Revisiting `Ezuversity' in two new biographies of Ezra Pound
Ezra Pound, The Solitary Volcano, by John Tytell. New York: Anchor/Doubleday. 368 pp. $19.95. Pound As Wuz, by James Laughlin. St. Paul, Minn.: Graywolf Press. 224 pp. $17 hard-cover. $9.50 paperback. Ezra Pound is a problem. He was romantic hero and monster, troubadour poet and malicious misanthrope, sublime artist and calculating opportunist. Certainly he is not easily explained or, as John Tytell aims, interpreted. There have been many competent biographies, yet always, it seems, room for another view of the contentious, controversial Ezra Pound.
When Tytell approached James Laughlin, Pound's literary executor and, in many ways, his champion, about the possibility of writing a biography, Laughlin was encouraging about ``an interpretative biography that could explore the myths behind the man rather than merely debunking them.'' Tytell decided to present the facts of Pound's life ``in a honed and chiseled manner,'' and the result is a comprehensive, competent, and lucid account of the troubled and troubling poet, although it is only minimally ``interpretative.'' It is a fair and cleareyed look at Pound's poetry and politics by a biographer who is sympathetic but not starry-eyed, respectful but not adoring of his subject.
Pound's youth in Idaho; his aborted career as a teacher; his emigration to London, Paris, and Italy; his relationship with Yeats, Eliot, Ford, Hemingway, Wyndham Lewis, and Hilda Doolittle, among others; his odd marriage to Dorothy Pound and his romantic liaisons; his noisy support of Mussolini; his arrest, incarceration, and decline all are chronicled here.
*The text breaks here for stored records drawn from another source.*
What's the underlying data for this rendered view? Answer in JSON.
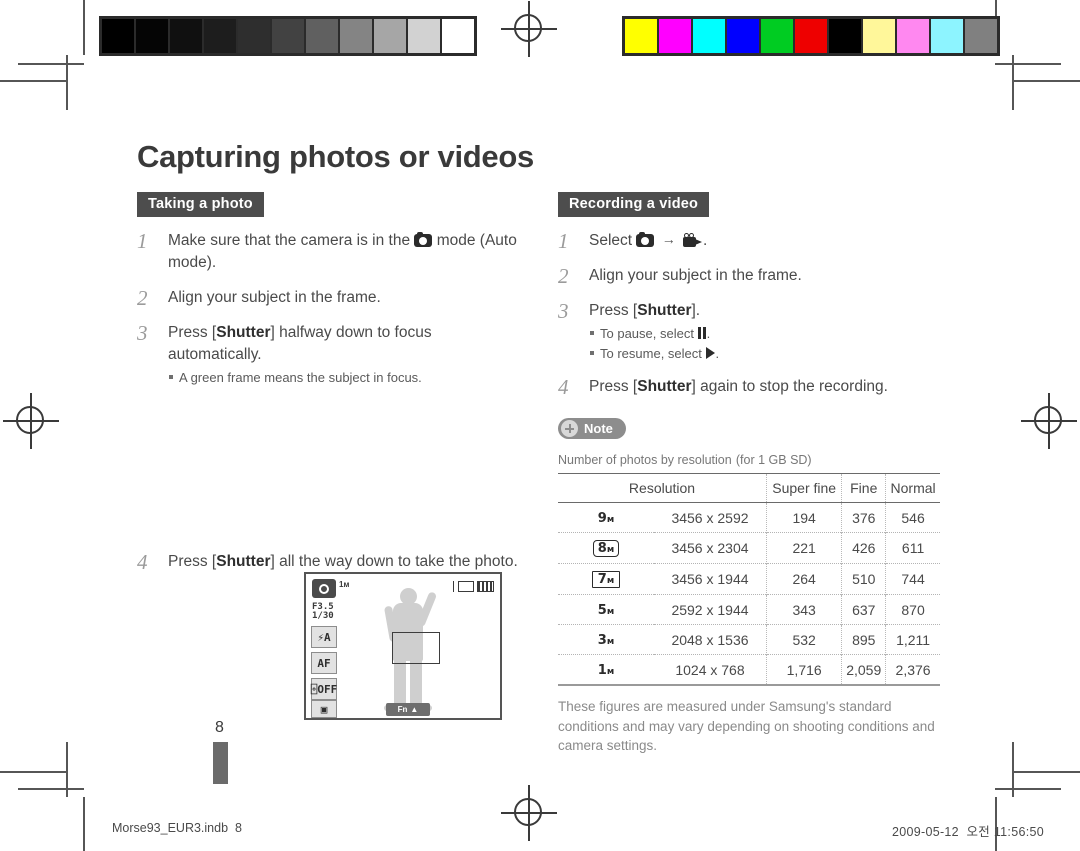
{
  "document": {
    "title": "Capturing photos or videos",
    "page_number": "8"
  },
  "left_column": {
    "section_label": "Taking a photo",
    "steps": [
      {
        "num": "1",
        "text_before": "Make sure that the camera is in the",
        "icon": "camera-icon",
        "text_after": "mode (Auto mode)."
      },
      {
        "num": "2",
        "text": "Align your subject in the frame."
      },
      {
        "num": "3",
        "text_prefix": "Press [",
        "bold": "Shutter",
        "text_suffix": "] halfway down to focus automatically.",
        "bullets": [
          "A green frame means the subject in focus."
        ]
      },
      {
        "num": "4",
        "text_prefix": "Press [",
        "bold": "Shutter",
        "text_suffix": "] all the way down to take the photo."
      }
    ],
    "lcd": {
      "mode_icon": "camera-mode-icon",
      "resolution_badge": "1м",
      "aperture": "F3.5",
      "shutter_speed": "1/30",
      "flash_label": "⚡A",
      "af_label": "AF",
      "timer_label": "⌻OFF",
      "drive_label": "▣",
      "fn_label": "Fn",
      "fn_arrow": "▲",
      "card_icon": "memory-card-icon",
      "battery_icon": "battery-icon"
    }
  },
  "right_column": {
    "section_label": "Recording a video",
    "steps": [
      {
        "num": "1",
        "text_prefix": "Select",
        "icon_a": "camera-icon",
        "arrow": "→",
        "icon_b": "video-camera-icon",
        "text_suffix": "."
      },
      {
        "num": "2",
        "text": "Align your subject in the frame."
      },
      {
        "num": "3",
        "text_prefix": "Press [",
        "bold": "Shutter",
        "text_suffix": "].",
        "bullets": [
          {
            "prefix": "To pause, select",
            "icon": "pause-icon",
            "suffix": "."
          },
          {
            "prefix": "To resume, select",
            "icon": "play-icon",
            "suffix": "."
          }
        ]
      },
      {
        "num": "4",
        "text_prefix": "Press [",
        "bold": "Shutter",
        "text_suffix": "] again to stop the recording."
      }
    ],
    "note": {
      "badge_label": "Note",
      "badge_icon": "plus-circle-icon",
      "table_title": "Number of photos by resolution",
      "table_title_suffix": "(for 1 GB SD)"
    },
    "footnote": "These figures are measured under Samsung's standard conditions and may vary depending on shooting conditions and camera settings."
  },
  "table": {
    "headers": [
      "Resolution",
      "Super fine",
      "Fine",
      "Normal"
    ],
    "rows": [
      {
        "badge": "9",
        "badge_unit": "м",
        "badge_style": "plain",
        "dimensions": "3456 x 2592",
        "super_fine": "194",
        "fine": "376",
        "normal": "546"
      },
      {
        "badge": "8",
        "badge_unit": "м",
        "badge_style": "box",
        "dimensions": "3456 x 2304",
        "super_fine": "221",
        "fine": "426",
        "normal": "611"
      },
      {
        "badge": "7",
        "badge_unit": "м",
        "badge_style": "wide",
        "dimensions": "3456 x 1944",
        "super_fine": "264",
        "fine": "510",
        "normal": "744"
      },
      {
        "badge": "5",
        "badge_unit": "м",
        "badge_style": "plain",
        "dimensions": "2592 x 1944",
        "super_fine": "343",
        "fine": "637",
        "normal": "870"
      },
      {
        "badge": "3",
        "badge_unit": "м",
        "badge_style": "plain",
        "dimensions": "2048 x 1536",
        "super_fine": "532",
        "fine": "895",
        "normal": "1,211"
      },
      {
        "badge": "1",
        "badge_unit": "м",
        "badge_style": "plain",
        "dimensions": "1024 x 768",
        "super_fine": "1,716",
        "fine": "2,059",
        "normal": "2,376"
      }
    ]
  },
  "footer": {
    "file_name": "Morse93_EUR3.indb",
    "file_page": "8",
    "date": "2009-05-12",
    "meridiem": "오전",
    "time": "11:56:50"
  },
  "calibration": {
    "grayscale": [
      "#000000",
      "#050505",
      "#101010",
      "#1d1d1d",
      "#2e2e2e",
      "#424242",
      "#606060",
      "#848484",
      "#a6a6a6",
      "#d2d2d2",
      "#ffffff"
    ],
    "colors": [
      "#ffff00",
      "#ff00ff",
      "#00ffff",
      "#0000ff",
      "#00cc22",
      "#ee0000",
      "#000000",
      "#fff79a",
      "#ff88f0",
      "#8df4ff",
      "#808080"
    ]
  }
}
But the motivations behind Pound's often erratic behavior, his abrasiveness, his lack of empathy, his exasperating bravado - these are hardly explored.
Pound emerges no more palpable from Tytell's efforts than he did from the work of Charles Norman, Noel Stock, C. David Heymann, or Hugh Kenner. Tytell has had the benefit of a decade of new research and archival material since Heymann's 1976 biography; but ``The Solitary Volcano'' supplements rather than supplants any previous book, including Stock's more detailed 1970 biography, which was recently updated.
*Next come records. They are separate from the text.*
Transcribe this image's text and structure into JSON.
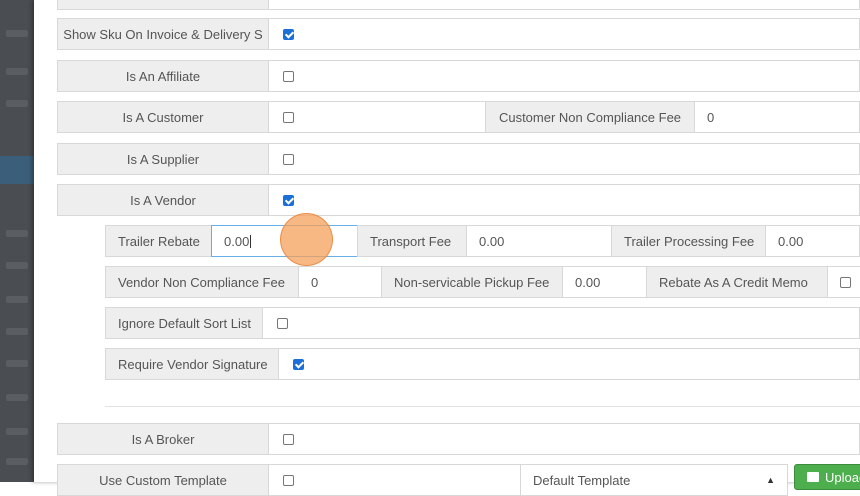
{
  "form": {
    "show_sku": {
      "label": "Show Sku On Invoice & Delivery S",
      "checked": true
    },
    "is_affiliate": {
      "label": "Is An Affiliate",
      "checked": false
    },
    "is_customer": {
      "label": "Is A Customer",
      "checked": false
    },
    "customer_fee": {
      "label": "Customer Non Compliance Fee",
      "value": "0"
    },
    "is_supplier": {
      "label": "Is A Supplier",
      "checked": false
    },
    "is_vendor": {
      "label": "Is A Vendor",
      "checked": true
    },
    "vendor": {
      "trailer_rebate": {
        "label": "Trailer Rebate",
        "value": "0.00"
      },
      "transport_fee": {
        "label": "Transport Fee",
        "value": "0.00"
      },
      "trailer_processing_fee": {
        "label": "Trailer Processing Fee",
        "value": "0.00"
      },
      "vendor_fee": {
        "label": "Vendor Non Compliance Fee",
        "value": "0"
      },
      "pickup_fee": {
        "label": "Non-servicable Pickup Fee",
        "value": "0.00"
      },
      "rebate_credit_memo": {
        "label": "Rebate As A Credit Memo",
        "checked": false
      },
      "ignore_sort": {
        "label": "Ignore Default Sort List",
        "checked": false
      },
      "require_signature": {
        "label": "Require Vendor Signature",
        "checked": true
      }
    },
    "is_broker": {
      "label": "Is A Broker",
      "checked": false
    },
    "custom_template": {
      "label": "Use Custom Template",
      "checked": false,
      "template_value": "Default Template",
      "upload_label": "Upload"
    }
  },
  "colors": {
    "checkbox_on": "#1b6fd8",
    "label_bg": "#eeeeee",
    "upload_green": "#4cae4c"
  },
  "icons": {
    "upload": "image-icon",
    "select": "caret-icon"
  }
}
Laughlin himself does better by his former mentor and friend. ``Pound As Wuz'' (to be published in November) has an immediacy that the more objective approaches necessarily lack. Here Laughlin remembers his time at ``Ezuversity'' in 1934-35, when he spent a few months with Pound in Rapallo, and he reflects on the friendship that lasted until Pound's death.
Readers familiar with books about Pound may recall material from some of these essays, since all were previously published and have been used as sources by Pound's biographers. Still, they have a refreshing intimacy. Here, for example, is Pound typing:
``He would assault his typewriter with an incredible vigor. In fact, he had to have two typewriters, because one was always at the repair shop. His typing, which was extremely eccentric, had, I think, a good deal to do with the visual arrangement of the pages in the `Cantos' because, in the fury of composition, he couldn't always take time to go all the way back to the left margin; he would slap the carriage and wherever it stopped that determined the indent.'' Here he is watching insipid Italian movies, ``his feet on the railing, wearing his cowboy hat, eating popcorn, and roaring with laughter.''
Laughlin's affection does not lead him to apologize for Pound or invent excuses for his anti-Semitism, paranoia, or fascism. He prefers to believe that this behavior was symptomatic of mental illness, but when that illness began (other writers have demonstrated racism and anti-Semitism in Pound's writing before 1910) and why are not illuminated by either Tytell or Laughlin.
Pound's is a tragic story, full of ironic twists (the editor who pushed for the American publication of ``A Draft of XXX Cantos'' was none other than Ogden Nash) and dashed hopes. It is a story that will, no doubt, be told again, and the cumulative efforts may serve to enlighten as no single work can. Linda Simon teaches writing at Harvard University.